Treatment: Corticosteroids may be used to treat nerve inflammation. Doctors may prescribe analgesics to relieve pain.
Two problems with the kidneys, interstitial nephritis or glomerulonephritis, can occur with Sjögren's syndrome. Interstitial nephritis is inflammation of the tissue around the kidney's filters (tubules). In some people with Sjögren's this problem exists in a latent form, perhaps even before they experience dry eyes and mouth. They don't experience symptoms until exposure to certain toxins or medications (including NSAIDs) causes kidney function to deteriorate. Glomerulonephritis, inflammation of the tubules themselves, is a condition in which kidneys leak protein into the urine.
Treatment: Unless these problems start to affect kidney function, your doctor may now propose treatment.
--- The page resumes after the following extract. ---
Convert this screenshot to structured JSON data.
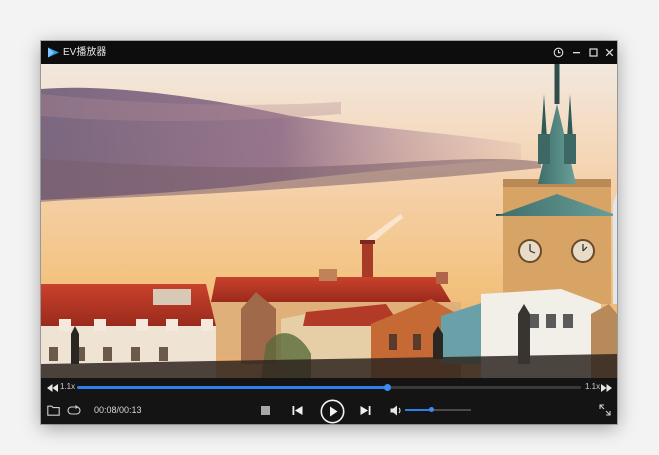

When necessary, treatment may consist of alkaline agents to maintain the balance of blood chemicals normally handled by the kidneys and corticosteroids and DMARDs to control inflammation.
While it's important to be aware that Sjögren’s can affect your entire body, Dr. Fox stresses that having Sjögren’s syndrome doesn’t mean you can't – or won't – have any of the medical problems other people do. Just because you experience a symptom, you can't assume it's caused by Sjögren's.
The best course of action is to see a doctor who can help determine the cause of troublesome symptoms and the best treatment for them.